Almost everything in the Conservatives’ paper assumes that we want our pupils to acquire knowledge, and yet the topic is addressed only in an aside that doesn’t even mention knowledge, in the non-committal note that ‘academics and professionals have stated that Curriculum for Excellence is a flawed education reform that has led to declining standards across the board for Scottish education’. The paper does not say whether Conservatives agree with that critique. There are many mentions of the fashionable word ‘skills’, but no recognition that skills depend on knowledge.
On the question of knowledge, the paper is thus not only an inadequate response to the problems of the Scottish curriculum, but also a retreat from the Scottish Conservative’s New Blueprint for the Curriculum for Excellence where the importance of knowledge was recognised and the failure of Curriculum for Excellence in that respect was accepted.

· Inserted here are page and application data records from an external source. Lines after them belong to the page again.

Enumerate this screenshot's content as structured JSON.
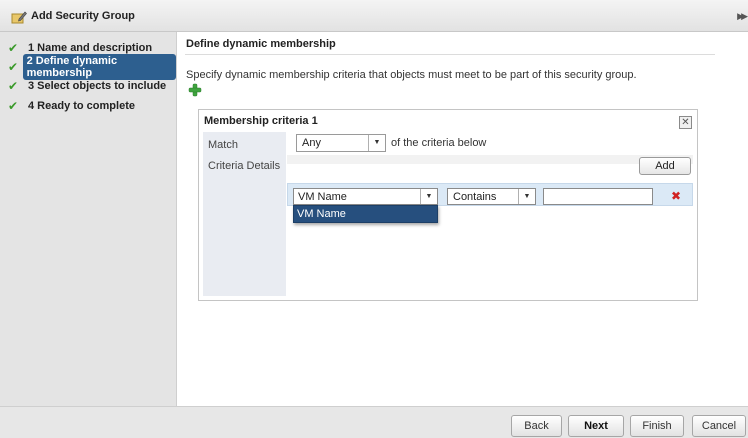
{
  "window": {
    "title": "Add Security Group",
    "title_icon": "edit-security-group-icon",
    "collapse_icon": "double-chevron-right-icon"
  },
  "steps": [
    {
      "number": "1",
      "label": "Name and description",
      "completed": true,
      "active": false
    },
    {
      "number": "2",
      "label": "Define dynamic membership",
      "completed": true,
      "active": true
    },
    {
      "number": "3",
      "label": "Select objects to include",
      "completed": true,
      "active": false
    },
    {
      "number": "4",
      "label": "Ready to complete",
      "completed": true,
      "active": false
    }
  ],
  "step_labels": {
    "s1": "1  Name and description",
    "s2": "2  Define dynamic membership",
    "s3": "3  Select objects to include",
    "s4": "4  Ready to complete"
  },
  "main": {
    "section_title": "Define dynamic membership",
    "description": "Specify dynamic membership criteria that objects must meet to be part of this security group.",
    "add_criteria_icon": "green-plus-icon"
  },
  "criteria": {
    "title": "Membership criteria 1",
    "match_label": "Match",
    "match_value": "Any",
    "match_suffix": "of the criteria below",
    "criteria_details_label": "Criteria Details",
    "add_label": "Add",
    "row": {
      "attribute": "VM Name",
      "operator": "Contains",
      "value": ""
    },
    "dropdown_options": [
      "VM Name"
    ]
  },
  "footer": {
    "back": "Back",
    "next": "Next",
    "finish": "Finish",
    "cancel": "Cancel"
  },
  "colors": {
    "active_step_bg": "#2d5f8f",
    "check_green": "#3a9a2a",
    "remove_red": "#d02222",
    "dropdown_highlight": "#264f7e"
  }
}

Merely deferring a decision on this, as the paper does, until after the forthcoming OECD review of Scottish education – when the OECD itself has been one of the main sources of the current curriculum – is irresponsible.
In summary, while individual proposals in the new Conservative paper are welcome so far as they go, even though they mostly need more work, the fundamental failure is a grave disappointment that the party seems to be moving away from what was its emerging firm commitment to a properly knowledge-based curriculum. Other parties may take up the challenge, and Reform Scotland will analyse their proposals too, but on curriculum reform the evidence from this paper is that the Conservatives are no longer leading the debate.
Lindsay Paterson is Professor of education policy at Edinburgh University